CommonWealth: Menino's long ride
The fine folks at CommonWealth magazine serve up this profile of Mayor Thomas Menino in their Summer 2009 issue.
They note that "[r]ace relations have improved markedly on his watch. The schools have made gains by some measures but not by others. Crime, particularly gang violence, remains a concern, but national crime statistics indicate Boston is in the middle of the pack among cities its size."
An excerpt is below (while you're on the website, be sure to check out their blog, CW Unbound, as well):
With his somewhat garbled speech and late-in-life bachelorâ€™s degree, Menino is a surprising leader for a city riddled with MBAs, PhDs, and high-tech wizards. But heâ€™s managed to turn his education and speaking limitations into advantages. Voters can relate to him. Bigwigs arenâ€™t threatened by him; if anything, they underestimate him.
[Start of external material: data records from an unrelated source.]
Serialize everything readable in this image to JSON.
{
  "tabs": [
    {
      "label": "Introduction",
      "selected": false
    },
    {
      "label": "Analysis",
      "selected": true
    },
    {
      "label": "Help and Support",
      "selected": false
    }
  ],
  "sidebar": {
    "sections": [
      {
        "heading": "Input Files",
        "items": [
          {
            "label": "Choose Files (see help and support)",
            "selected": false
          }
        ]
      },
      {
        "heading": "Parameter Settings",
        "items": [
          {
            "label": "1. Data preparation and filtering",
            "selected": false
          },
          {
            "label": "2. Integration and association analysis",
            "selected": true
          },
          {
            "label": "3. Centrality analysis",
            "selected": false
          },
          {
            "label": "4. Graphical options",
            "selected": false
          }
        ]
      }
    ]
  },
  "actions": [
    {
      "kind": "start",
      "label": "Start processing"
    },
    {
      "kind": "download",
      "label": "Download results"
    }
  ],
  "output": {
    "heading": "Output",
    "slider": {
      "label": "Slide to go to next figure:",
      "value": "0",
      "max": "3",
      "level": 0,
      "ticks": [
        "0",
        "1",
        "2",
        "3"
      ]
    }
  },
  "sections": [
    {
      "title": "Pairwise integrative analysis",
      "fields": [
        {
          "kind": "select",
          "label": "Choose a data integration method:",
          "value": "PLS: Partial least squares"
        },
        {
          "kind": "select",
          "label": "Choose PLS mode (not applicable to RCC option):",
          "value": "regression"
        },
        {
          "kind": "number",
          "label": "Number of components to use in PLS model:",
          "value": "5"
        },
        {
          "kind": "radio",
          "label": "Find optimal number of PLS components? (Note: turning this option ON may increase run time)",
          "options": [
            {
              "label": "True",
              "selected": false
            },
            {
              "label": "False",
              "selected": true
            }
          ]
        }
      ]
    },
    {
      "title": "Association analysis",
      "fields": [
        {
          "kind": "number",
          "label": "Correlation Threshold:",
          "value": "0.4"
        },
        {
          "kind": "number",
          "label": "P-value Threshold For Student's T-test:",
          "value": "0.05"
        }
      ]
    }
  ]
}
Menino can be, at once, confident and unassuming, relaxed and prickly, boastful and self-effacing. Although fond of saying that he isnâ€™t a â€œfancy talker,â€ he is actually quite skilled at manipulating conversations onto safe ground. Ask him about the giant hole in the ground at Downtown Crossing and you may find yourself listening to his thoughts on ways to improve local nonprofits. Driving past Boston Medical Center, which was created during his first term, he points and announces, â€œI did that.â€ But when a reporter comments on the hospitalâ€™s Menino Pavilion, the mayor makes a shooing motion with his hands: â€œI hate it. I donâ€™t like having my name on stuff.â€ Yet the man who purports to hate having his name on things has his name on a great many things. It is hard to find a parks department sign or a city employeeâ€™s T-shirt or a page of the city of Bostonâ€™s website that doesnâ€™t say menino in two or three places.